We should initiate our transformation by focusing on developing our keystone habits, as these are what distinguish the ‘extraordinary’ versions of ourselves from the ‘regular’ ones. Keystone habits create a domino effect, leading to the formation of other good habits and significant improvements in many areas of our lives. Moreover, keystone habits are what help us in moments of difficult decisions or uncertainty.
What is a Keystone Habit as Defined by Charles Duhigg
In his book ‘The Power of Habit’, Charles Duhigg discusses the concept of ‘keystone habits’ in Chapter 4, entitled ‘Keystone Habits, or The Ballad of Paul O’Neill: Which Habits Matter Most’.
According to ‘The Power of Habit’, “keystone habits” are “the habits that matter most“, “matter more than others in remaking lives“, “the ones that, when they start to shift, dislodge and remake other patterns“, “have the power to start a chain reaction, changing other habits“, “start a process that, over time, transforms everything“. “Keystone habits” “influence how people work, eat, play, live, spend, and communicate“.
“Keystone habits say that success doesn’t depend on getting every single thing right, but instead relies on identifying a few key priorities and fashioning them into powerful levers.… Attacking one habit and then watching the changes ripple through… Start by focusing on one thing… Start disrupting the habits around one thing, it would spread throughout“.Charles Duhigg
How to Identify Keystone Habits
Keystone Habits and Small Wins
“Keystone habits offer what is known within academic literature as “small wins” . Small wins are exactly what they sound like, and are part of how keystone habits create widespread changes. A huge body of research has shown that small wins have enormous power, an influence disproportionate to the accomplishments of the victories themselves.
One Cornell professor wrote in 1984: “Once a small win has been accomplished, forces are set in motion that favor another small win.” Small wins fuel transformative changes by leveraging tiny advantages into patterns that convince people that bigger achievements are within reach.
Small wins do not combine in a neat, linear, serial form, with each step being a demonstrable step closer to some predetermined goal,” wrote Karl Weick, a prominent organizational psychologist. “More common is the circumstance where small wins are scattered … like miniature experiments that test implicit theories about resistance and opportunity and uncover both resources and barriers that were invisible before the situation was stirred up.”
Examples of Keystone Habits
Willpower is the single most important keystone habit for individual success.. all-important habit…Charles Duhigg
Why is Willpower a Keystone Habit
“As people strengthened their willpower muscles in one part of their lives—in the gym, or a money management program—that strength spilled over into what they ate or how hard they worked. Once willpower became stronger, it touched everything.
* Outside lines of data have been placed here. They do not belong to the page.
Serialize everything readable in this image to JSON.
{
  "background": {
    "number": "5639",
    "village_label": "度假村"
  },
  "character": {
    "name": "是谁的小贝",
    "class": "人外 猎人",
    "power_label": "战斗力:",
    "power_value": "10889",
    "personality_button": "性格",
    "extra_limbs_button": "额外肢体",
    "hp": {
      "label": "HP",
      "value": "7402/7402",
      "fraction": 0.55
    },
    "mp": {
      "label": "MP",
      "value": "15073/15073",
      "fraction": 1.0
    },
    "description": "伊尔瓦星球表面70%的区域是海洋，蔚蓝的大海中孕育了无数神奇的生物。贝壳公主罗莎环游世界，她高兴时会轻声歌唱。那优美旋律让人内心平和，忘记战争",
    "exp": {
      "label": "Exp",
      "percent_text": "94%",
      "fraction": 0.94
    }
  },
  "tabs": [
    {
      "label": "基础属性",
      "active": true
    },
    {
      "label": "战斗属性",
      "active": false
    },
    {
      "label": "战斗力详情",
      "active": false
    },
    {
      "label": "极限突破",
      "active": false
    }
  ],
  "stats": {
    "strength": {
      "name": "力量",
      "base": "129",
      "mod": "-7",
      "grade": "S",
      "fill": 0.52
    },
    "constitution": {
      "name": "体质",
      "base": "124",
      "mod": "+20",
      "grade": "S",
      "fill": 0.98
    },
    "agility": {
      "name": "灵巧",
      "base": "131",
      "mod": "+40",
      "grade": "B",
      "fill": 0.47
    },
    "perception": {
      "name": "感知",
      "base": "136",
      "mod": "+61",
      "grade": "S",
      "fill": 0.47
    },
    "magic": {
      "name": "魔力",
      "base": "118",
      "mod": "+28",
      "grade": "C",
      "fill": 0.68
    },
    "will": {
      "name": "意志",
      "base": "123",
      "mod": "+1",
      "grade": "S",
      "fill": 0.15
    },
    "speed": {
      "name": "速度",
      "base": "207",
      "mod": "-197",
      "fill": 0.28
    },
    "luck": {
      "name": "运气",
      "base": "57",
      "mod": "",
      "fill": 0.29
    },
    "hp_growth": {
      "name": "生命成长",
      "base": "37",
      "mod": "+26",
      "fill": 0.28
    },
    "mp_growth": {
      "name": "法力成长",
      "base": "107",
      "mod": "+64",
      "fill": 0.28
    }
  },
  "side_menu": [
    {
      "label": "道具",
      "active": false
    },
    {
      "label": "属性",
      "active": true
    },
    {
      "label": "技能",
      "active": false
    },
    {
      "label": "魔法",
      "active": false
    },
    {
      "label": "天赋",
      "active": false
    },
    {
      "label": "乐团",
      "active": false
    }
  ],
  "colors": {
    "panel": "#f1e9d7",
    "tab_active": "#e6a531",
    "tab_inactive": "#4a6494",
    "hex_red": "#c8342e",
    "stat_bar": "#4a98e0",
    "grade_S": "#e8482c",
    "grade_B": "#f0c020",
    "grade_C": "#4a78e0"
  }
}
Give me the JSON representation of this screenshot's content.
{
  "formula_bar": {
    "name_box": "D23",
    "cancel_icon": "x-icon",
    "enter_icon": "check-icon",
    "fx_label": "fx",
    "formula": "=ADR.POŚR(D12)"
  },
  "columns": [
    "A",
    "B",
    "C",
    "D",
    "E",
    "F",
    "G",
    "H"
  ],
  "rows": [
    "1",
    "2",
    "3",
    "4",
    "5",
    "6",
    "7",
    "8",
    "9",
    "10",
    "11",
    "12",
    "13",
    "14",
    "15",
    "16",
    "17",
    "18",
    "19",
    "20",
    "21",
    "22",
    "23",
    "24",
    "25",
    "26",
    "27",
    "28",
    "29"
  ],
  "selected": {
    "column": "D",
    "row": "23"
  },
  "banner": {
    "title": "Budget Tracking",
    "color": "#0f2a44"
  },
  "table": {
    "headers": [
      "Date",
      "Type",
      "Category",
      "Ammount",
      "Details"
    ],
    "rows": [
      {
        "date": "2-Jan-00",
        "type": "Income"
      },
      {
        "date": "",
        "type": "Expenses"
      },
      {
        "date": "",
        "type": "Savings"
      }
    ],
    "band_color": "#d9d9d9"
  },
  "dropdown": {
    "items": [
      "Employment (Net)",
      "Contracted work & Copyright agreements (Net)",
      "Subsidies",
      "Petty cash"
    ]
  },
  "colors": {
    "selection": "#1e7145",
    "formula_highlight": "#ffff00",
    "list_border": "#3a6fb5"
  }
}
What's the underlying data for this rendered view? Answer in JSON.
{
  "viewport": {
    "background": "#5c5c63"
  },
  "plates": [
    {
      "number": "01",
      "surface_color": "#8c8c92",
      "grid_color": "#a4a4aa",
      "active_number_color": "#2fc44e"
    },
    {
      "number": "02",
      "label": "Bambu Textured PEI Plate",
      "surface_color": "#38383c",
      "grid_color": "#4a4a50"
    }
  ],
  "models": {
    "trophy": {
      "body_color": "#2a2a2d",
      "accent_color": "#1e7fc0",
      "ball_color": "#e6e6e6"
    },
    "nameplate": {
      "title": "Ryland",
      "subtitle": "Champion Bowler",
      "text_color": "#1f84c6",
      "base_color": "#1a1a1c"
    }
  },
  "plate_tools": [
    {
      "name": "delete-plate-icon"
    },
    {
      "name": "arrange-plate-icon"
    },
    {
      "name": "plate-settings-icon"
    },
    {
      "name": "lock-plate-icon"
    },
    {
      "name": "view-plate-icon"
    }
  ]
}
Oaten and Cheng did one more experiment. They enrolled forty-five students in an academic improvement program that focused on creating study habits. Predictably, participants’ learning skills improved. And the students also smoked less, drank less, watched less television, exercised more, and ate healthier, even though all those things were never mentioned in the academic program. Again, as their willpower muscles strengthened, good habits seemed to spill over into other parts of their lives.
Keystone Habits of Michael Phelps: Habit of Visualization and Habit of Relaxation
“When Bob Bowman started working with Phelps and his mother on the keystone habits of visualization and relaxation, neither Bowman nor Phelps had any idea what they were doing“.Charles Duhigg
“We’d experiment, try different things until we found stuff that worked,” Bowman told me. “Eventually we figured out it was best to concentrate on these tiny moments of success and build them into mental triggers. We worked them into a routine. There’s a series of things we do before every race that are designed to give Michael a sense of building victory. “If you were to ask Michael what’s going on in his head before competition, he would say he’s not really thinking about anything. He’s just following the program. But that’s not right. It’s more like his habits have taken over. When the race arrives, he’s more than halfway through his plan and he’s been victorious at every step. All the stretches went like he planned. The warm-up laps were just like he visualized. His headphones are playing exactly what he expected. The actual race is just another step in a pattern that started earlier that day and has been nothing but victories. Winning is a natural extension.
Michael Phelps’s routines had nothing to do with swimming and everything to do with his success.”